As warm and happy as your favorite down puffy makes you feel, it probably comes with a brutal backstory. The feathers, sourced mainly from the soft undercoats of geese, may have been “live plucked”—a bloody process that critics say leaves the birds traumatized after they’re released to lay more eggs. To make matters worse, those same geese are often being raised for foie gras, which means they’re force-fed several times a day through a pipe that’s rammed down their throats. In short: some down is dirty.
Cleaning it up isn’t easy. The global down industry includes everything from Chinese factory operations to subsistence farms in Hungary, some of which raise the animals for meat and live-pluck them to boost profits. Those farmers then sell the feathers (mostly from geese, but some from ducks) to a handful of suppliers, who in turn mix it all together and sell it to outdoor companies.
Now some of those companies are trying to change the way the industry works. Bowing to pressure from animal-rights organizations like Austria-based Four Paws, a few are introducing new standards to ensure that the down they stuff into their jackets and sleeping bags comes from humanely treated geese. “Animal-rights groups went after the outdoor industry first because they knew it was the most likely to change,” says Anne Gillespie, director of industry integrity for Textile Exchange, which develops standards and certifications.
Patagonia is leading the way with its Traceable Down Standard, introduced in 2014. “We started looking for a certification we could follow but didn’t find one strong enough to meet the requirements we’d hoped to achieve,” says Wendy Savage, who manages Patagonia’s supply chains to make sure they’re socially responsible. Since then, other outdoor companies have worked to develop their own standards.
Two of those companies, Patagonia and Fjällräven, were able to go directly to a small set of producers to make sure that 100 percent of their down comes from geese that get adequate food and water, have lots of space to feed and to lay eggs, aren’t force-fed, and are plucked only after they’re slaughtered. For brands like the North Face, which manufactures on a much larger scale, the process is more complex. While its Responsible Down Standard (RDS), introduced last August, contains similar requirements, only 30 percent of the North Face’s products will contain clean down in 2015. That’s because there isn’t enough of it to meet demand. That should change by 2017, when the company says it will reach 100 percent clean down.

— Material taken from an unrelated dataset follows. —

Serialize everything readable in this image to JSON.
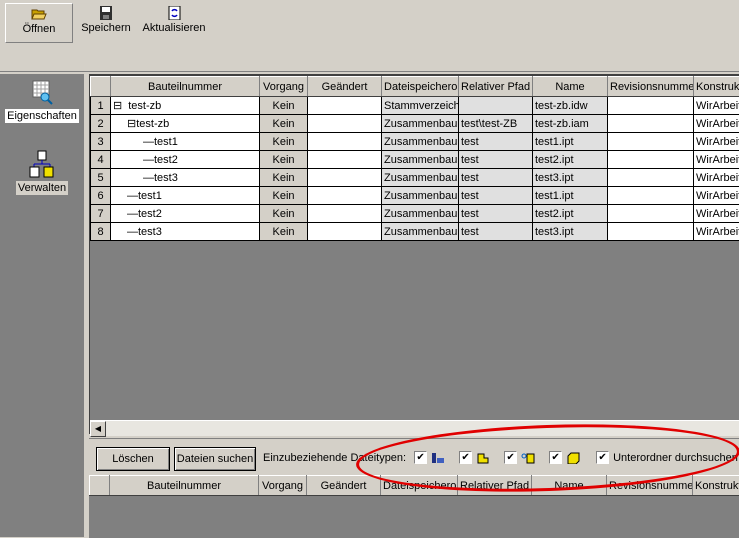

In the meantime, it’s trying to get other gearmakers to sign on to RDS. The standard is designed to work like organic certification, with labels that indicate which products comply. Eddie Bauer and Marmot are already on board. “The hope is that this will lead to widespread adoption of better practices,” says Adam Mott, director of sustainability at the North Face. “Not just in outdoor gear, but in all consumer products.”
In the print version of this story, we implied that all waterfowl raised for meat are live-plucked, and that most down used in the outdoor industry comes from live-plucked geese. In fact, only some geese raised for meat are live-plucked, and much of the industry discourages the practice. The online version of the story has been edited to reflect these clarifications.